▶ Dataset records
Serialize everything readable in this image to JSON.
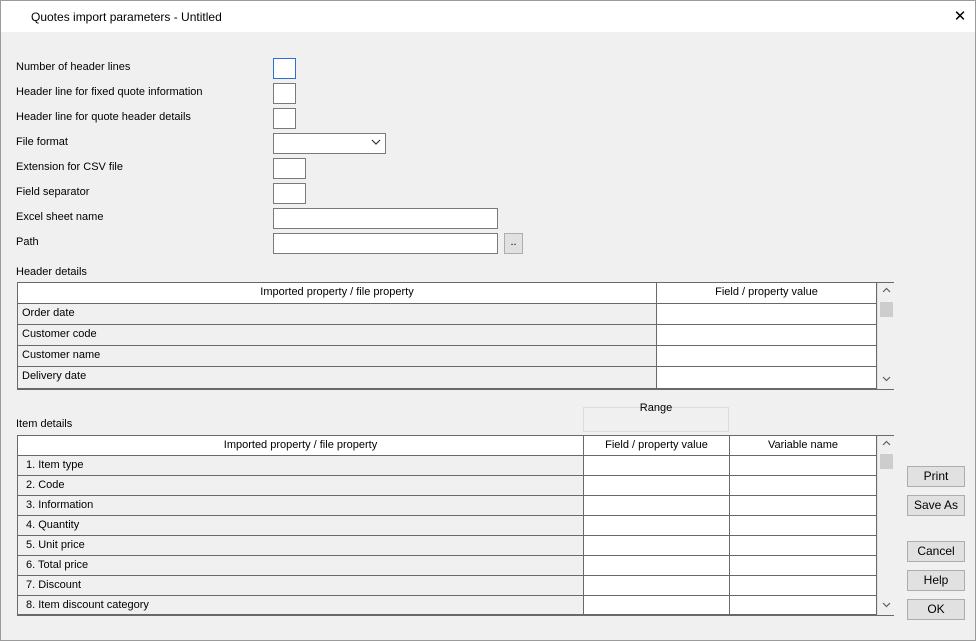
{
  "window": {
    "title": "Quotes import parameters - Untitled",
    "close_glyph": "✕"
  },
  "form": {
    "header_lines_label": "Number of header lines",
    "fixed_info_label": "Header line for fixed quote information",
    "quote_header_label": "Header line for quote header details",
    "file_format_label": "File format",
    "csv_ext_label": "Extension for CSV file",
    "separator_label": "Field separator",
    "excel_sheet_label": "Excel sheet name",
    "path_label": "Path",
    "browse_label": "..",
    "header_lines_value": "",
    "fixed_info_value": "",
    "quote_header_value": "",
    "file_format_value": "",
    "csv_ext_value": "",
    "separator_value": "",
    "excel_sheet_value": "",
    "path_value": ""
  },
  "header_details": {
    "label": "Header details",
    "col1": "Imported property / file property",
    "col2": "Field / property value",
    "rows": [
      "Order date",
      "Customer code",
      "Customer name",
      "Delivery date"
    ]
  },
  "item_details": {
    "label": "Item details",
    "range_label": "Range",
    "col1": "Imported property / file property",
    "col2": "Field / property value",
    "col3": "Variable name",
    "rows": [
      "1. Item type",
      "2. Code",
      "3. Information",
      "4. Quantity",
      "5. Unit price",
      "6. Total price",
      "7. Discount",
      "8. Item discount category"
    ]
  },
  "buttons": {
    "print": "Print",
    "save_as": "Save As",
    "cancel": "Cancel",
    "help": "Help",
    "ok": "OK"
  },
  "icons": {
    "dropdown": "chevron-down-icon",
    "close": "close-icon",
    "scroll_up": "scroll-up-icon",
    "scroll_down": "scroll-down-icon"
  }
}
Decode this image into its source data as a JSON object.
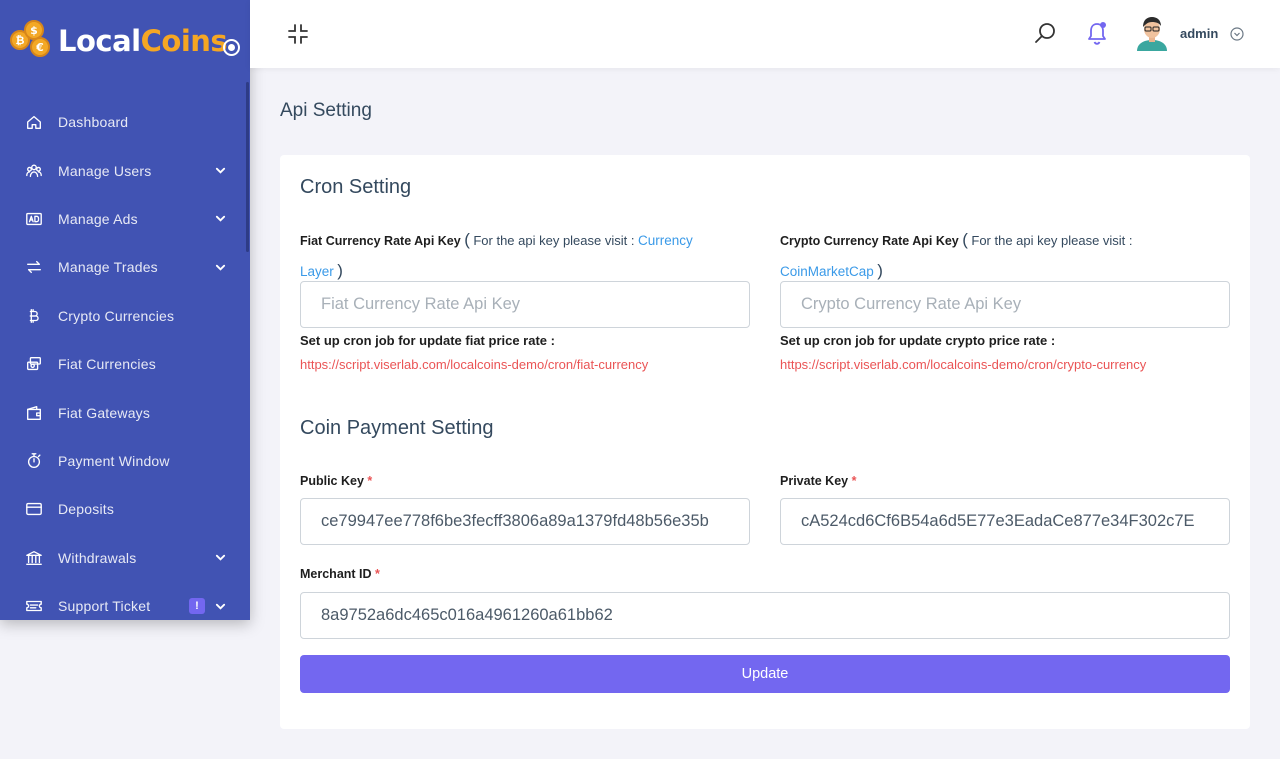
{
  "brand": {
    "name_white": "Local",
    "name_yellow": "Coins"
  },
  "sidebar": {
    "items": [
      {
        "label": "Dashboard",
        "icon": "home-icon",
        "has_submenu": false
      },
      {
        "label": "Manage Users",
        "icon": "users-icon",
        "has_submenu": true
      },
      {
        "label": "Manage Ads",
        "icon": "ad-icon",
        "has_submenu": true
      },
      {
        "label": "Manage Trades",
        "icon": "exchange-icon",
        "has_submenu": true
      },
      {
        "label": "Crypto Currencies",
        "icon": "bitcoin-icon",
        "has_submenu": false
      },
      {
        "label": "Fiat Currencies",
        "icon": "money-icon",
        "has_submenu": false
      },
      {
        "label": "Fiat Gateways",
        "icon": "wallet-icon",
        "has_submenu": false
      },
      {
        "label": "Payment Window",
        "icon": "stopwatch-icon",
        "has_submenu": false
      },
      {
        "label": "Deposits",
        "icon": "credit-card-icon",
        "has_submenu": false
      },
      {
        "label": "Withdrawals",
        "icon": "bank-icon",
        "has_submenu": true
      },
      {
        "label": "Support Ticket",
        "icon": "ticket-icon",
        "has_submenu": true,
        "badge": "!"
      }
    ]
  },
  "header": {
    "user_name": "admin"
  },
  "page": {
    "title": "Api Setting"
  },
  "cron": {
    "title": "Cron Setting",
    "fiat": {
      "label": "Fiat Currency Rate Api Key",
      "note": "For the api key please visit :",
      "link_line1": "Currency",
      "link_line2": "Layer",
      "placeholder": "Fiat Currency Rate Api Key",
      "value": "",
      "cron_title": "Set up cron job for update fiat price rate :",
      "cron_url": "https://script.viserlab.com/localcoins-demo/cron/fiat-currency"
    },
    "crypto": {
      "label": "Crypto Currency Rate Api Key",
      "note": "For the api key please visit :",
      "link": "CoinMarketCap",
      "placeholder": "Crypto Currency Rate Api Key",
      "value": "",
      "cron_title": "Set up cron job for update crypto price rate :",
      "cron_url": "https://script.viserlab.com/localcoins-demo/cron/crypto-currency"
    }
  },
  "coin_payment": {
    "title": "Coin Payment Setting",
    "public_key": {
      "label": "Public Key",
      "value": "ce79947ee778f6be3fecff3806a89a1379fd48b56e35b"
    },
    "private_key": {
      "label": "Private Key",
      "value": "cA524cd6Cf6B54a6d5E77e3EadaCe877e34F302c7E"
    },
    "merchant_id": {
      "label": "Merchant ID",
      "value": "8a9752a6dc465c016a4961260a61bb62"
    }
  },
  "actions": {
    "update_label": "Update"
  },
  "colors": {
    "sidebar": "#4153b3",
    "accent": "#7367f0",
    "brand_yellow": "#f5a623",
    "link": "#3a9ae8",
    "danger": "#ea5455"
  }
}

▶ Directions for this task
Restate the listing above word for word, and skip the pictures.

▶ Exercise solution
Serialize everything readable in this image to JSON.
{
  "window": {
    "title": "Quotes import parameters - Untitled",
    "close_glyph": "✕"
  },
  "form": {
    "header_lines_label": "Number of header lines",
    "fixed_info_label": "Header line for fixed quote information",
    "quote_header_label": "Header line for quote header details",
    "file_format_label": "File format",
    "csv_ext_label": "Extension for CSV file",
    "separator_label": "Field separator",
    "excel_sheet_label": "Excel sheet name",
    "path_label": "Path",
    "browse_label": "..",
    "header_lines_value": "",
    "fixed_info_value": "",
    "quote_header_value": "",
    "file_format_value": "",
    "csv_ext_value": "",
    "separator_value": "",
    "excel_sheet_value": "",
    "path_value": ""
  },
  "header_details": {
    "label": "Header details",
    "col1": "Imported property / file property",
    "col2": "Field / property value",
    "rows": [
      "Order date",
      "Customer code",
      "Customer name",
      "Delivery date"
    ]
  },
  "item_details": {
    "label": "Item details",
    "range_label": "Range",
    "col1": "Imported property / file property",
    "col2": "Field / property value",
    "col3": "Variable name",
    "rows": [
      "1. Item type",
      "2. Code",
      "3. Information",
      "4. Quantity",
      "5. Unit price",
      "6. Total price",
      "7. Discount",
      "8. Item discount category"
    ]
  },
  "buttons": {
    "print": "Print",
    "save_as": "Save As",
    "cancel": "Cancel",
    "help": "Help",
    "ok": "OK"
  },
  "icons": {
    "dropdown": "chevron-down-icon",
    "close": "close-icon",
    "scroll_up": "scroll-up-icon",
    "scroll_down": "scroll-down-icon"
  }
}
Decode this image into its source data as a JSON object.
{
  "brand": {
    "name_white": "Local",
    "name_yellow": "Coins"
  },
  "sidebar": {
    "items": [
      {
        "label": "Dashboard",
        "icon": "home-icon",
        "has_submenu": false
      },
      {
        "label": "Manage Users",
        "icon": "users-icon",
        "has_submenu": true
      },
      {
        "label": "Manage Ads",
        "icon": "ad-icon",
        "has_submenu": true
      },
      {
        "label": "Manage Trades",
        "icon": "exchange-icon",
        "has_submenu": true
      },
      {
        "label": "Crypto Currencies",
        "icon": "bitcoin-icon",
        "has_submenu": false
      },
      {
        "label": "Fiat Currencies",
        "icon": "money-icon",
        "has_submenu": false
      },
      {
        "label": "Fiat Gateways",
        "icon": "wallet-icon",
        "has_submenu": false
      },
      {
        "label": "Payment Window",
        "icon": "stopwatch-icon",
        "has_submenu": false
      },
      {
        "label": "Deposits",
        "icon": "credit-card-icon",
        "has_submenu": false
      },
      {
        "label": "Withdrawals",
        "icon": "bank-icon",
        "has_submenu": true
      },
      {
        "label": "Support Ticket",
        "icon": "ticket-icon",
        "has_submenu": true,
        "badge": "!"
      }
    ]
  },
  "header": {
    "user_name": "admin"
  },
  "page": {
    "title": "Api Setting"
  },
  "cron": {
    "title": "Cron Setting",
    "fiat": {
      "label": "Fiat Currency Rate Api Key",
      "note": "For the api key please visit :",
      "link_line1": "Currency",
      "link_line2": "Layer",
      "placeholder": "Fiat Currency Rate Api Key",
      "value": "",
      "cron_title": "Set up cron job for update fiat price rate :",
      "cron_url": "https://script.viserlab.com/localcoins-demo/cron/fiat-currency"
    },
    "crypto": {
      "label": "Crypto Currency Rate Api Key",
      "note": "For the api key please visit :",
      "link": "CoinMarketCap",
      "placeholder": "Crypto Currency Rate Api Key",
      "value": "",
      "cron_title": "Set up cron job for update crypto price rate :",
      "cron_url": "https://script.viserlab.com/localcoins-demo/cron/crypto-currency"
    }
  },
  "coin_payment": {
    "title": "Coin Payment Setting",
    "public_key": {
      "label": "Public Key",
      "value": "ce79947ee778f6be3fecff3806a89a1379fd48b56e35b"
    },
    "private_key": {
      "label": "Private Key",
      "value": "cA524cd6Cf6B54a6d5E77e3EadaCe877e34F302c7E"
    },
    "merchant_id": {
      "label": "Merchant ID",
      "value": "8a9752a6dc465c016a4961260a61bb62"
    }
  },
  "actions": {
    "update_label": "Update"
  },
  "colors": {
    "sidebar": "#4153b3",
    "accent": "#7367f0",
    "brand_yellow": "#f5a623",
    "link": "#3a9ae8",
    "danger": "#ea5455"
  }
}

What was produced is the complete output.